▸ **Stored data entries**:
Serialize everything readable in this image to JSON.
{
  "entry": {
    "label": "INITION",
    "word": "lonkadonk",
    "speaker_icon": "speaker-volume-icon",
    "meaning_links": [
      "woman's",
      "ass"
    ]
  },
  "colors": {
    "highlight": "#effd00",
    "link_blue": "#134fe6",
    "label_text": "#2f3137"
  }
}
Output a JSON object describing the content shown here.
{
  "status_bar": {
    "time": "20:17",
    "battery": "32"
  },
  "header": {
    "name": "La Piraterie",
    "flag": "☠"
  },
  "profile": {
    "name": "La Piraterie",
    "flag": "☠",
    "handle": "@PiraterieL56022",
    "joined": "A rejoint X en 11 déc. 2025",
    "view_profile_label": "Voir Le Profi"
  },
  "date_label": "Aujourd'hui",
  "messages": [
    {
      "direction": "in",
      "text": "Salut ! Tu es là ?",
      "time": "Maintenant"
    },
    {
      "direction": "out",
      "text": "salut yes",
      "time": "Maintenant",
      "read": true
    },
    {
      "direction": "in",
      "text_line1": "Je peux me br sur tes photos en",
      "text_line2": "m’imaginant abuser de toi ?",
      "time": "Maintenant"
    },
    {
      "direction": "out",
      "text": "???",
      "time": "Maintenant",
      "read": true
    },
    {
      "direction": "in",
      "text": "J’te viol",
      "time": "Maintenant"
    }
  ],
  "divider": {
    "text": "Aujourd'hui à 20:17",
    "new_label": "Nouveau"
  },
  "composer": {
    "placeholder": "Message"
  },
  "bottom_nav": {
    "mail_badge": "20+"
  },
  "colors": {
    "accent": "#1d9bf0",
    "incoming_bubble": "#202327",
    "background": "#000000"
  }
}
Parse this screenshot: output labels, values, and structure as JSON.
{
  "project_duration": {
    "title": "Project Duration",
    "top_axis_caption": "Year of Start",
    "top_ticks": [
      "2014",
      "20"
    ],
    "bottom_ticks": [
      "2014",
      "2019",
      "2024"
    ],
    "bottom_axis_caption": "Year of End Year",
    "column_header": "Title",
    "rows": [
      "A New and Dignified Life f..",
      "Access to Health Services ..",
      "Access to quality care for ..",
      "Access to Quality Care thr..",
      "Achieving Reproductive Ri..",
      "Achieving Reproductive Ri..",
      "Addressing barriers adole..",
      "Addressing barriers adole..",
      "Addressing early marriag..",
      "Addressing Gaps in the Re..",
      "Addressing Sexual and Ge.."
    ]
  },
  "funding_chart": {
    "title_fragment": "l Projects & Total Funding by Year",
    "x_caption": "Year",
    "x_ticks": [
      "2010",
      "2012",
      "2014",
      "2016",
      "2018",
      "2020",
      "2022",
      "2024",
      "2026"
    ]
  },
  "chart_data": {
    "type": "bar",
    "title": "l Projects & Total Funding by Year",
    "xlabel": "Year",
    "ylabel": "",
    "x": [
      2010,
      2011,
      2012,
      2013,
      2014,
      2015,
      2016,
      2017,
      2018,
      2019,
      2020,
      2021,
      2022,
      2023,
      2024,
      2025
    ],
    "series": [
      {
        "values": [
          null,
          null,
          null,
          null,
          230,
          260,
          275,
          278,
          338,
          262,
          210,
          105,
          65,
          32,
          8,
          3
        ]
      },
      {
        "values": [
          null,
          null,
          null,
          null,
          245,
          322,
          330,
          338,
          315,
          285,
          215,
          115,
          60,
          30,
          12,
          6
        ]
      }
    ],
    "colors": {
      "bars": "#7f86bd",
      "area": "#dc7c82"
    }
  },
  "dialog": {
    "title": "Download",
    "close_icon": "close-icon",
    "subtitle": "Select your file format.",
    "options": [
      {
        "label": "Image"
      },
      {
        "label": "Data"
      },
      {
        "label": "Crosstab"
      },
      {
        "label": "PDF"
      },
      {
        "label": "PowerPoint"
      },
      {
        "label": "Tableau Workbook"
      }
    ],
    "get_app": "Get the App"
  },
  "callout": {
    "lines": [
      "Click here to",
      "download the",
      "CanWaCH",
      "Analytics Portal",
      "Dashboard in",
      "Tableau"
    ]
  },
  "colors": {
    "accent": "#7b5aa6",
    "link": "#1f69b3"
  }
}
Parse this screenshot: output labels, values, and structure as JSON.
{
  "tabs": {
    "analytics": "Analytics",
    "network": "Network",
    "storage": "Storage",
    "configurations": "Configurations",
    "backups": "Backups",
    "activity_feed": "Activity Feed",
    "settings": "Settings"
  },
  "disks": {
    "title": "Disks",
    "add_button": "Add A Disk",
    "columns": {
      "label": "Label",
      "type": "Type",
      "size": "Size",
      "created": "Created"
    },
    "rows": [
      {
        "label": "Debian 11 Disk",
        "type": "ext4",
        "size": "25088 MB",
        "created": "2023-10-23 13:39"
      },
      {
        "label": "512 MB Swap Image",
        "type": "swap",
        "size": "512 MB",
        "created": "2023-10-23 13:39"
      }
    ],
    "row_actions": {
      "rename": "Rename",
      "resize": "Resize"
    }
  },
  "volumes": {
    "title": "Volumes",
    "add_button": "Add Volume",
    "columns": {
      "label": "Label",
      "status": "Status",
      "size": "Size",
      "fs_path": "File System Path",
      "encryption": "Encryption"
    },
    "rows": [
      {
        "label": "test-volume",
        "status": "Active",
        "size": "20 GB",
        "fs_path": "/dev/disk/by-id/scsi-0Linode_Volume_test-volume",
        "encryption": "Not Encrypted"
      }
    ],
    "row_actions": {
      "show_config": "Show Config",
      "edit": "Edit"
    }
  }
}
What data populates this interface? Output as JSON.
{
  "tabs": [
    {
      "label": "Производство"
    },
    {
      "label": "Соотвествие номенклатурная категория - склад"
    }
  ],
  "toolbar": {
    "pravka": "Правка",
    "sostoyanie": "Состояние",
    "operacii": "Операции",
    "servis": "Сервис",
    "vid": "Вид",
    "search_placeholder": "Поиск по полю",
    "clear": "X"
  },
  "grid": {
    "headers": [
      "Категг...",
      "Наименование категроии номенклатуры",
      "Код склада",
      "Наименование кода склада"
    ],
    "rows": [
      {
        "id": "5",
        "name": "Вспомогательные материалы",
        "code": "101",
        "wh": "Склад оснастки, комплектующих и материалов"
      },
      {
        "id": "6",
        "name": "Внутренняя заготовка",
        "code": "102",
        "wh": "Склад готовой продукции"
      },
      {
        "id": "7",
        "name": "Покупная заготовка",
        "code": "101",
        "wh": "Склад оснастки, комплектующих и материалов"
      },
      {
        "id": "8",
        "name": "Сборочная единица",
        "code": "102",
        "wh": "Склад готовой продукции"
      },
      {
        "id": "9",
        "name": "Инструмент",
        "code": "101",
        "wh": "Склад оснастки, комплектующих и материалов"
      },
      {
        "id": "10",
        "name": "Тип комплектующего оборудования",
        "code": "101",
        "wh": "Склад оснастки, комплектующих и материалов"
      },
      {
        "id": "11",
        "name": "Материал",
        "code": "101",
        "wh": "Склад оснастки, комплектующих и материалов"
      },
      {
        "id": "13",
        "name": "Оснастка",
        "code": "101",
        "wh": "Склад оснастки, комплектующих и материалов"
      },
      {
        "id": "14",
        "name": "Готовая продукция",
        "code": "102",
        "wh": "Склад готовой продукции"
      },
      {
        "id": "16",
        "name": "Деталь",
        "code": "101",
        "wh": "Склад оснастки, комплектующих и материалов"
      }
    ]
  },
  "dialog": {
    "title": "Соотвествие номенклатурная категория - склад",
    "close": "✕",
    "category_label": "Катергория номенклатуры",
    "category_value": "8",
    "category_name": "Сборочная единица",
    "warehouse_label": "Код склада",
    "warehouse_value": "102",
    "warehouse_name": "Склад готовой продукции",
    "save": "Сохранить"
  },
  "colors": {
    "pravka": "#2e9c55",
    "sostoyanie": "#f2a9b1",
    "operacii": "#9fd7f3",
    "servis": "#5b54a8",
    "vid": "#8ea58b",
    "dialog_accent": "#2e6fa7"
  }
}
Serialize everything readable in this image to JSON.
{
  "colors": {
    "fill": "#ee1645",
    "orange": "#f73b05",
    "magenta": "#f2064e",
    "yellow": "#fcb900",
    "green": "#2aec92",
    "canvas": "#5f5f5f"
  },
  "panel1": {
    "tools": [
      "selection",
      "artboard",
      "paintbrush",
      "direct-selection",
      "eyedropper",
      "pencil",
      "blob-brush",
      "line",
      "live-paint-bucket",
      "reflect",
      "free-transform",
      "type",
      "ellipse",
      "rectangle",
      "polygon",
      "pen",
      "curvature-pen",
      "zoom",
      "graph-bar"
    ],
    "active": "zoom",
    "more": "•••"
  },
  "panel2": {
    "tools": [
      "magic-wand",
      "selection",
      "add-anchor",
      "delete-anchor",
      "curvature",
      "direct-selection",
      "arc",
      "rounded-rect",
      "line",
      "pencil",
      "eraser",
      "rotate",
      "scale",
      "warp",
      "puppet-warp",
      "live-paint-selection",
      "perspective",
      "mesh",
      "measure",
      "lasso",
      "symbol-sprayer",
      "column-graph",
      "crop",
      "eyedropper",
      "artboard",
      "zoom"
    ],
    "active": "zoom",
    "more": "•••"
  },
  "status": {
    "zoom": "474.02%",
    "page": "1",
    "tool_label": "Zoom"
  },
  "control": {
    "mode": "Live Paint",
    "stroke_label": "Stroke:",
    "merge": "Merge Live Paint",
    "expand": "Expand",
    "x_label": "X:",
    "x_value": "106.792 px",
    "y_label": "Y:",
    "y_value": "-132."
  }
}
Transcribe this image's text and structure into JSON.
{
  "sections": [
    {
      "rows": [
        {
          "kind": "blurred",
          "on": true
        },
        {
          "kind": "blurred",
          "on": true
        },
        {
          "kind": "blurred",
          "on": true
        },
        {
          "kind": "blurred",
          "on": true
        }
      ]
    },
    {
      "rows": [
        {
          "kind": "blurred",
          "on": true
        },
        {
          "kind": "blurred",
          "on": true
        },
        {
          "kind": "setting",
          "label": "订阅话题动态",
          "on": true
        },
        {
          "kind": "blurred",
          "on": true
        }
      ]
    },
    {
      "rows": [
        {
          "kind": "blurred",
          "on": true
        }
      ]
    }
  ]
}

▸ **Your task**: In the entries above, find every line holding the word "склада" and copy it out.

▸ **Your solution**:
      "Код склада",
      "Наименование кода склада"
    "warehouse_label": "Код склада",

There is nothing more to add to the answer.